So having these two on the team this year is going to help lift them to 10-6 or 11-5? All you did was move money around, make them both richer and did really nothing for the improvement of the team.

The long range view? The long-range view accepts that every problem cannot be fixed in one offseason. And sometimes one has to take steps back to take multiple steps forward.

The long-range view lets Vernon walk and uses that $15 million cap hit on two starters -- maybe two linebackers. Or maybe a linebacker and a safety. And then you draft a defensive end (who probably won't be as good as Vernon, but may develop into that eventually) this year and draft another one next year and three years from now you have two cheap defensive end starters not named Olivier Vernon or Cameron Wake.

Will that view cost you sacks and maybe even wins in 2016? Of course it will.

But might it add sacks and wins in 2018? If new GM Chris Grier can pick the right talent, yes it will.

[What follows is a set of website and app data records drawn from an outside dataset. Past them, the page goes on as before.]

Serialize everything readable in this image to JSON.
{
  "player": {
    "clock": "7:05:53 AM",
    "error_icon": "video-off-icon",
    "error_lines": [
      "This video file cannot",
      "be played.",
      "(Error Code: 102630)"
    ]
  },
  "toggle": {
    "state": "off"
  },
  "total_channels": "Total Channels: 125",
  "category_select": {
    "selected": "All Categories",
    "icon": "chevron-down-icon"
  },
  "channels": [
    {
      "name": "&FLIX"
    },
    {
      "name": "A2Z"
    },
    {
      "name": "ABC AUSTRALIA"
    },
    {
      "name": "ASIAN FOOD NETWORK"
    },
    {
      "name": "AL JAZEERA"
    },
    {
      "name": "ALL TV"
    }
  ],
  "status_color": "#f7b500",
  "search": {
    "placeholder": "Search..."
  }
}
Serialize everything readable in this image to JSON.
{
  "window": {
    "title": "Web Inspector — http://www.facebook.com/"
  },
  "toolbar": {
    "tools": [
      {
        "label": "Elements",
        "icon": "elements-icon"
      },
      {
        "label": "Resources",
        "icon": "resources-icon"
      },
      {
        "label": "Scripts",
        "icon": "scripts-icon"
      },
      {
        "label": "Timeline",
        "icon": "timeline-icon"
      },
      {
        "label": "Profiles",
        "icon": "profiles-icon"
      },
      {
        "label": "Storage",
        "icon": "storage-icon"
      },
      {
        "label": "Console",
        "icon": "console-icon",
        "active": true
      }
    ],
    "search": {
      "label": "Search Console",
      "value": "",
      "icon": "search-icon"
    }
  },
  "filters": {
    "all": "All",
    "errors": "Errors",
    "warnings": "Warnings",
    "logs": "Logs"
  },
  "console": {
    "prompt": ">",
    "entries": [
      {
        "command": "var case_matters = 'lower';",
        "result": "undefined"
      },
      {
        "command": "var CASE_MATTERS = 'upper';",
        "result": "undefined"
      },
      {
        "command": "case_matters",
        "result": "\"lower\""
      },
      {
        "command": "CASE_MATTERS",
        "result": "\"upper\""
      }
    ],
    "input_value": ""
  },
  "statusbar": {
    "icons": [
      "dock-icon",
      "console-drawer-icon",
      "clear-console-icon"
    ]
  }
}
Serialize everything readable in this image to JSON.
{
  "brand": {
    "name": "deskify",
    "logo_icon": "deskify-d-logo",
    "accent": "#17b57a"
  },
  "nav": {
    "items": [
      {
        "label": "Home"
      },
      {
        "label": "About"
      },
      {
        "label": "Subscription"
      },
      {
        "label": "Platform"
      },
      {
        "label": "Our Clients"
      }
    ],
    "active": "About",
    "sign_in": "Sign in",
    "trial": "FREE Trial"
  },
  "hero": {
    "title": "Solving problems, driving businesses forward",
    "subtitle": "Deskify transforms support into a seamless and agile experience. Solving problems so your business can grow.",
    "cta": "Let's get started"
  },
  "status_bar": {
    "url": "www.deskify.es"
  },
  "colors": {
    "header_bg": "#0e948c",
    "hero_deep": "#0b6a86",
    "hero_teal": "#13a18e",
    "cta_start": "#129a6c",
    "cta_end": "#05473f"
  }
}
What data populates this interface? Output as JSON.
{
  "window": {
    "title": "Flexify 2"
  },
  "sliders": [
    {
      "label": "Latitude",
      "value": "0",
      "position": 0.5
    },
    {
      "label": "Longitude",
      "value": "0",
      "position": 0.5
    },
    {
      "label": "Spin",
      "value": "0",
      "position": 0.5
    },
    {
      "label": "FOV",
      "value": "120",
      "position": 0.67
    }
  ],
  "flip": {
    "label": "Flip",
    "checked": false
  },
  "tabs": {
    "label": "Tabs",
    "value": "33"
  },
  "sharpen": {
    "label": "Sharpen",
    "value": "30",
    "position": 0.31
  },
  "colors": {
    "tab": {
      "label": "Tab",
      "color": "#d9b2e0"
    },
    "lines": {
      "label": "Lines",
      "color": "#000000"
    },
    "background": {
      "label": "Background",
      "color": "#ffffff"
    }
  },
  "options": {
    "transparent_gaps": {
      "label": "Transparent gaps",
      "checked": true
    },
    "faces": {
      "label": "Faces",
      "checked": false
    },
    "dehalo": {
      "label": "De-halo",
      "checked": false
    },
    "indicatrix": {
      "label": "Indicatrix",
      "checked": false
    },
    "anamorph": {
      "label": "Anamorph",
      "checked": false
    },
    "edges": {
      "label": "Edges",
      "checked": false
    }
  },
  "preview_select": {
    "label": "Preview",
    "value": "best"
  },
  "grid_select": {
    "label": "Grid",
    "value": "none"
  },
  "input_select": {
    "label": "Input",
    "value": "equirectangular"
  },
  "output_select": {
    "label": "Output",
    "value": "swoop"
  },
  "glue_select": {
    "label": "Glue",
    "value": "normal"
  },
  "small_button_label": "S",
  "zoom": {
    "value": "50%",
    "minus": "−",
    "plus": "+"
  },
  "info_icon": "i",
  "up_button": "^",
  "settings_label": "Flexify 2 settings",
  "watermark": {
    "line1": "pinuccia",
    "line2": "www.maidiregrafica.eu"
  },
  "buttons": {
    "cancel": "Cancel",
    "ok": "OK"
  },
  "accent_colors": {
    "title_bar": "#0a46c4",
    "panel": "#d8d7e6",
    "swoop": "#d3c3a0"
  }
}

The short-term, win-now approach believes that good-but-not-great players who played at bargain prices for you the past few years -- such as Vernon, Miller -- must be retained because you want to be as good as you can as fast as you can and these guys are about to hit their prime.

The long-term view isn't moved by the fear of losing in 2016. If Miller, who averages 4.3 yards a carry, can get $4 million per year from another team, salute agent Drew Rosenhaus's good work and draft his replacement in the third or fourth round. And use that $3 million savings toward, I don't know, on a $7 million guard?

(Granted, there might not be a really good $7 million guard in free agency who is 26 or 27 years old and about to be great, but you get my meaning. Running backs, easy to find. Guards, less so.)

(Short blog posts, easy to find. This monster, less so.)

The point of this tripe I've just written is that the Dolphins have to decide what it is they are as they head into the new league year. They've shown signs they believe themselves a pretty good team on the verge of big things. That hasn't worked out in the past.

They've also spoken of being patient and building toward sustainable success rather than going for the quick fix.

So which one is it, Miami Dolphins?